Ukhaatherium is a now extinct species of mammal that lived during the upper Cretaceous about 84 to 72 million years ago in today's East Asia. It is known above all from Ukhaa Tolgod, where it alone is occupied by eight individuals, six of them completely. In general, Ukhaatherium weighing about 32 g was quite small and resembled today's insect eaters. In addition, there were still some original skeletal features.

Temporal range: Campanian
~84–72 Ma
Scientific classification
U. nessovi
Type species
Ukhaatherium nessovi
Novacek, Rougier, Wible, McKenna, Dashzeveg & Horovitz, 1997


Fossil findingsEdit

Since the year 1990 joint expeditions of the American Museum of Natural History and the Mongolian Academy of Sciences took place in the Gobi desert of southern Mongolia, in order to investigate Upper Cretaceous and Tertiary vertebrates. Alone more than 500 skulls of mammals were discovered at the Ukhaa Tolgod fossil field in the Nemegt Basin discovered in 1993, together with outstanding fossil dinosaurs - both skeletons, eggs and embryos -, birds and lizards. The discovery of two mammalian species from the early stages of the development of Eutheria, including the first known one from Ukhaatherium and another from Zalambdalestes, were prominent. These originate from the Djadochta Formation, which is dated to Campanian about 84 to 72 million years ago.



Ukhaatherium is a genus from the family of the Asioryctitheria, which lived in the late Cretaceous. Asioryctes, both together form the subfamily of the Asioryctinae, while Kennalestes stands somewhat outside this group.

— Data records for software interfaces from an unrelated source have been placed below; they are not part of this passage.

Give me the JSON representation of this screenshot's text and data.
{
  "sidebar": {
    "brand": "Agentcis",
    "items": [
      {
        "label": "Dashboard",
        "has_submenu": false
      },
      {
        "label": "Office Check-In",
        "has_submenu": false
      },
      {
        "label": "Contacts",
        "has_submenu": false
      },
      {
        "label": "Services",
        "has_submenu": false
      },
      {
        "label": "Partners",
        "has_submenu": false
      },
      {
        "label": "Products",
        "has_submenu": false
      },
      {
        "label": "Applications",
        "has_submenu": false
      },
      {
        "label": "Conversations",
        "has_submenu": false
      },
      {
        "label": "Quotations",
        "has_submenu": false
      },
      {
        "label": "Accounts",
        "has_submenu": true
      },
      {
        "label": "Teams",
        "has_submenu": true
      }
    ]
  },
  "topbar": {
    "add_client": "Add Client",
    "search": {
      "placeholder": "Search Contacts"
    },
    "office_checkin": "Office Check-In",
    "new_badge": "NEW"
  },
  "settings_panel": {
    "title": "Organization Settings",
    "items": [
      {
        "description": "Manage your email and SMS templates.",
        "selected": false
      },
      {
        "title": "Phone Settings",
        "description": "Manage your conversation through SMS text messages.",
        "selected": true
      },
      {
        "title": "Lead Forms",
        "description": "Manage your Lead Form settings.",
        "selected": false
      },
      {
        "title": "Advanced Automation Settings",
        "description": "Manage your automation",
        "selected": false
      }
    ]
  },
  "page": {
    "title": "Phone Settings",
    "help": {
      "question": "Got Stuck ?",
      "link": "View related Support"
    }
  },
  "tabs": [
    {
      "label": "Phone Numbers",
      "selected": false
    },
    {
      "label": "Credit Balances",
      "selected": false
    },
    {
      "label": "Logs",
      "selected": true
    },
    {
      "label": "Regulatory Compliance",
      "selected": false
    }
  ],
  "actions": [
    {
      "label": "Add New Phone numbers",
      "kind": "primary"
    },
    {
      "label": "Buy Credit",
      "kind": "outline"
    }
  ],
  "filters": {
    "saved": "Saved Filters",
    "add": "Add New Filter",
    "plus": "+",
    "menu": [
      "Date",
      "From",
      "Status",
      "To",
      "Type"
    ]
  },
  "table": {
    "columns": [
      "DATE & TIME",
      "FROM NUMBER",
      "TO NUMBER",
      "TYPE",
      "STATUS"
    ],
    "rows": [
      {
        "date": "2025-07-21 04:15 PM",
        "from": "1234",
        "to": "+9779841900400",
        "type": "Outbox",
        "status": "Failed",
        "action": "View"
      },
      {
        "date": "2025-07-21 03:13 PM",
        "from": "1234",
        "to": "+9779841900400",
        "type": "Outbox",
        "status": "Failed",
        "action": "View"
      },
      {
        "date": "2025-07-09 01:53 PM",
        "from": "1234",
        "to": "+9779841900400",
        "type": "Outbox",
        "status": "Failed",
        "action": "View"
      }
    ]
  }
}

These early mammals are characterized by the presence of four premolars.